Omit the images and output every line of the data below exactly.

**** DATA TO PROCESS ****

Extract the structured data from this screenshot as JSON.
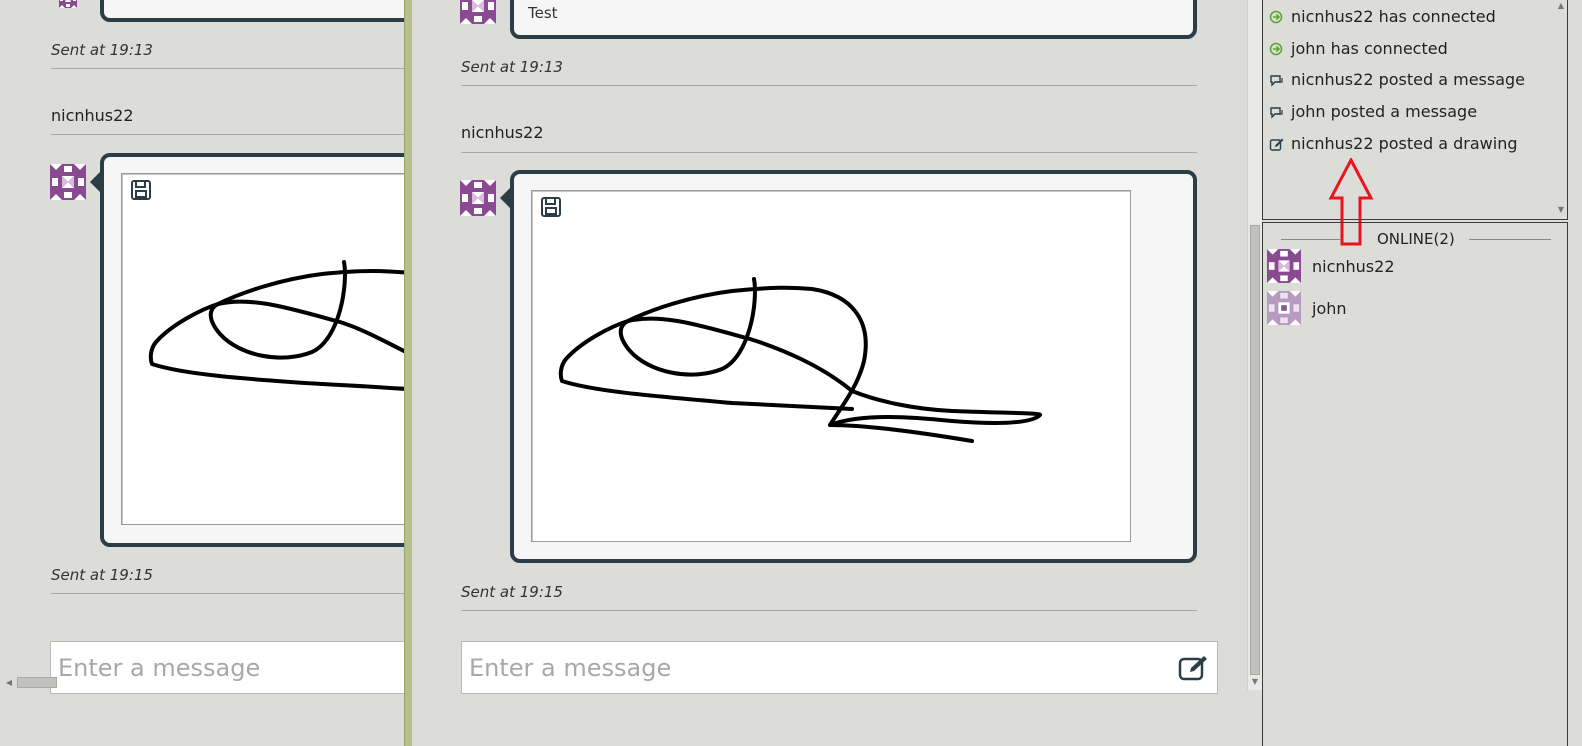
{
  "left_window": {
    "sent_top": "Sent at 19:13",
    "username": "nicnhus22",
    "sent_bottom": "Sent at 19:15",
    "input_placeholder": "Enter a message"
  },
  "main_window": {
    "prev_message_text": "Test",
    "sent_top": "Sent at 19:13",
    "username": "nicnhus22",
    "sent_bottom": "Sent at 19:15",
    "input_placeholder": "Enter a message"
  },
  "events": [
    {
      "icon": "connect-icon",
      "text": "nicnhus22 has connected"
    },
    {
      "icon": "connect-icon",
      "text": "john has connected"
    },
    {
      "icon": "chat-bubbles-icon",
      "text": "nicnhus22 posted a message"
    },
    {
      "icon": "chat-bubbles-icon",
      "text": "john posted a message"
    },
    {
      "icon": "edit-icon",
      "text": "nicnhus22 posted a drawing"
    }
  ],
  "online": {
    "header": "ONLINE(2)",
    "users": [
      "nicnhus22",
      "john"
    ]
  },
  "colors": {
    "background": "#dcdcd8",
    "bubble_border": "#2b3e48",
    "connect_green": "#5aa832",
    "annotation_red": "#e8141e",
    "avatar_purple": "#8a4a92"
  }
}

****

**RESULT FOR THIS EXERCISE:**
Extract the structured data from this screenshot as JSON.
{
  "left_window": {
    "sent_top": "Sent at 19:13",
    "username": "nicnhus22",
    "sent_bottom": "Sent at 19:15",
    "input_placeholder": "Enter a message"
  },
  "main_window": {
    "prev_message_text": "Test",
    "sent_top": "Sent at 19:13",
    "username": "nicnhus22",
    "sent_bottom": "Sent at 19:15",
    "input_placeholder": "Enter a message"
  },
  "events": [
    {
      "icon": "connect-icon",
      "text": "nicnhus22 has connected"
    },
    {
      "icon": "connect-icon",
      "text": "john has connected"
    },
    {
      "icon": "chat-bubbles-icon",
      "text": "nicnhus22 posted a message"
    },
    {
      "icon": "chat-bubbles-icon",
      "text": "john posted a message"
    },
    {
      "icon": "edit-icon",
      "text": "nicnhus22 posted a drawing"
    }
  ],
  "online": {
    "header": "ONLINE(2)",
    "users": [
      "nicnhus22",
      "john"
    ]
  },
  "colors": {
    "background": "#dcdcd8",
    "bubble_border": "#2b3e48",
    "connect_green": "#5aa832",
    "annotation_red": "#e8141e",
    "avatar_purple": "#8a4a92"
  }
}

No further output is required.